While we're all for the latest twist in the Teams vs Zoom plot, in fairness Microsoft isn't the only company who bundles its products together in a bid to entice customers. While Slack (succesfully) argued to the EU that the bundling of Teams with Office for free essentially killed its chances in Europe, there are plenty more examples out there.
If you're reading this at home, there's every chance your internet access comes bundled with your cable subscription; and if you're on a smartphone, that you got your handset and phone contract as part of the same deal. Google does it with Meet and its Workspace suite, Adobe bundles all of its products as Creative Cloud, and so on.
The issue, therefore, isn't the longstanding sales practice of bundling, but the unfair competitive advantage this can create when done in a certain way.
Microsoft Also Edges Away From Browser Baiting
Microsoft has also quietly revealed via the change notes for by a new Windows 11 build that it will stop forcing its Edge browsers on Windows users in Europe.
Starting with Windows 10, clicking links from the Widgets panel or from your PC's search results automatically opened in Edge, no matter what you had set as your default browser – something that was already difficult enough to change.
However, Microsoft users in most European countries will now have their default browser choice respected.
“In the European Economic Area (EEA), Windows system components use the default browser to open links,” the tech giant writes.

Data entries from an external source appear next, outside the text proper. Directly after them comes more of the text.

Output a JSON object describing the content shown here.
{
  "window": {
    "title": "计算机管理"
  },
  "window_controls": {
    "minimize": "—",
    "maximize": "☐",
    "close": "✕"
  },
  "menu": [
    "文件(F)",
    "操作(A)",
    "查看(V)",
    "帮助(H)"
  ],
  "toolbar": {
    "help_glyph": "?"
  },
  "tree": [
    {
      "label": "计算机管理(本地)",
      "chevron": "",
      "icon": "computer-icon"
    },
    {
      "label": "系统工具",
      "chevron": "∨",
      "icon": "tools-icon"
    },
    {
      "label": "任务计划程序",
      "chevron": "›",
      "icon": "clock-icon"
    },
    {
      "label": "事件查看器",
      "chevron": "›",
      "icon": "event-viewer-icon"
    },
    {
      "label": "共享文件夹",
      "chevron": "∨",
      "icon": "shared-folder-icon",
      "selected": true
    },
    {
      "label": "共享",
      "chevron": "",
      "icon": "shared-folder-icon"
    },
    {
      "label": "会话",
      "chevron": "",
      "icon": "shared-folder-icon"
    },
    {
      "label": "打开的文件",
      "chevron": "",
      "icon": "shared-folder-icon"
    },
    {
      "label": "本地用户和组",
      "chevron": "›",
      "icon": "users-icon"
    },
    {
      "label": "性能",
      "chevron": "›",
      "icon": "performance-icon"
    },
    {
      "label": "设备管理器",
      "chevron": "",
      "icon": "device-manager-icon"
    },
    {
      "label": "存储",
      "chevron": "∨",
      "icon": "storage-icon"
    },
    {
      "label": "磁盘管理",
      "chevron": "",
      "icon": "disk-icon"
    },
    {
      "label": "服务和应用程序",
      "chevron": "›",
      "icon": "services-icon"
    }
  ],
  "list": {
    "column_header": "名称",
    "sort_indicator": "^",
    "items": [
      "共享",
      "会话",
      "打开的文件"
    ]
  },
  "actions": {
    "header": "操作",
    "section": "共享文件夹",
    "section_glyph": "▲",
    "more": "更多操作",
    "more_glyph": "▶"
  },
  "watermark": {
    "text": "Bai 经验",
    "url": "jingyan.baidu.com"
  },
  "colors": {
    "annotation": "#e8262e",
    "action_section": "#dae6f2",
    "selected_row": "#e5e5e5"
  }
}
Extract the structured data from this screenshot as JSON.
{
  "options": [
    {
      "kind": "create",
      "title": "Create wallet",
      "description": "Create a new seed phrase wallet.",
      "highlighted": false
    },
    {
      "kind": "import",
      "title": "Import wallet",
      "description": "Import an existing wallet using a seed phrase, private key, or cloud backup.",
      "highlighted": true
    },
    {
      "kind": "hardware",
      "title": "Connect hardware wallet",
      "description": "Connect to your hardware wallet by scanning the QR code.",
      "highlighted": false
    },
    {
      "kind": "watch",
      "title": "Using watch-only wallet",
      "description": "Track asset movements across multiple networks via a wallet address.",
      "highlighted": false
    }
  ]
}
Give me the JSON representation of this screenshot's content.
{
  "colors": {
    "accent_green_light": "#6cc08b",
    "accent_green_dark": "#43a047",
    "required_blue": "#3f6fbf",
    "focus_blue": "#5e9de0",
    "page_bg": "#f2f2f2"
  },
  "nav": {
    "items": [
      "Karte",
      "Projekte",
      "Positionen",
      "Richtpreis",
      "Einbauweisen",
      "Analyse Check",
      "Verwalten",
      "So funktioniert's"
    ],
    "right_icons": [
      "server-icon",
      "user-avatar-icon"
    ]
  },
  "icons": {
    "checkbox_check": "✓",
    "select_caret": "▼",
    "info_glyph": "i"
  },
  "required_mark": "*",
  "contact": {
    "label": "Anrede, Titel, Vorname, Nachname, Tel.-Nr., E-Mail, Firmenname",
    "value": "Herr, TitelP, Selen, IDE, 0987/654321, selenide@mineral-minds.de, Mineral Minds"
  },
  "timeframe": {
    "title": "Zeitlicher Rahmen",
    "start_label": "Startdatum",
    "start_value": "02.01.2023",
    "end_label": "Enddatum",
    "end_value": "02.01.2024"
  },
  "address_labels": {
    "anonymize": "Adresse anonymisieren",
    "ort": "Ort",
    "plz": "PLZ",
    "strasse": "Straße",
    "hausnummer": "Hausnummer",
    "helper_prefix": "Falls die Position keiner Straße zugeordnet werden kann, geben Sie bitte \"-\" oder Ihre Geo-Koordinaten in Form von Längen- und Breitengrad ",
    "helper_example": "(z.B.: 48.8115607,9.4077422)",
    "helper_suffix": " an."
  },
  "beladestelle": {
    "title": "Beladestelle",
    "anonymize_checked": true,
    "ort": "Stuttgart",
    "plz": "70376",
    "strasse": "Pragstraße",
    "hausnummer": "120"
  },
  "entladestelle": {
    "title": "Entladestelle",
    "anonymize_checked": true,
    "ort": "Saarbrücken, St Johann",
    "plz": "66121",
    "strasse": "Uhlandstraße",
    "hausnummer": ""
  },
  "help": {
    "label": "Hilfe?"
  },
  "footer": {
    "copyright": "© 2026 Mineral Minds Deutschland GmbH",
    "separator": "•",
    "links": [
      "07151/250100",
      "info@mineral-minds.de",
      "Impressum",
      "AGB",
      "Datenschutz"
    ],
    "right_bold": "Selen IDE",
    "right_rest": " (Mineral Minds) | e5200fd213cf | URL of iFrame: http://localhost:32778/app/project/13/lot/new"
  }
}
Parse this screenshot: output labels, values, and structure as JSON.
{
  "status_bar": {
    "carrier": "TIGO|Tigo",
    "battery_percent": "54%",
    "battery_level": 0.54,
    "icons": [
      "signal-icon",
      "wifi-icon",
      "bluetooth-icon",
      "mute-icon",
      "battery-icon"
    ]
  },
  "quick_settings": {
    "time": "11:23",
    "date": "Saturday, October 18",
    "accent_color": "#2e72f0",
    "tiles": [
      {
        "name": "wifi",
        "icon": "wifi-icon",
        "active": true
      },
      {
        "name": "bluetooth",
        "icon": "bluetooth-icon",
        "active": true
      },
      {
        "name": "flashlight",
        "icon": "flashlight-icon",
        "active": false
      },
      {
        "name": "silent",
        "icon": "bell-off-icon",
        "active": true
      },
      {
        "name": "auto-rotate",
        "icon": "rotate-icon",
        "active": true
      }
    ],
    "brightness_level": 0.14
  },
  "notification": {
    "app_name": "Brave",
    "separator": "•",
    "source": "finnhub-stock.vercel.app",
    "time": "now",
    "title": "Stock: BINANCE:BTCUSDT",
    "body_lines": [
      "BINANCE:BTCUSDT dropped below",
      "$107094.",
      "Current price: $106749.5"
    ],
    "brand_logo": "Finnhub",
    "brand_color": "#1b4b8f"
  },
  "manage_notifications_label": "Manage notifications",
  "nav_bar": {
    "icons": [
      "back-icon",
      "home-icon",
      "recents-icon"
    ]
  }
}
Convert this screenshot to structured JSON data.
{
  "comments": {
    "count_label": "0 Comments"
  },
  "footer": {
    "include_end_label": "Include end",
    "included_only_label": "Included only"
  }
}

While it's not certain this is also the EU's doing, it seems unlikely Microsoft would have had the sudden change of heart were it not prompted – especially as it looks like it will continue baiting users into using Edge as a browser in the US.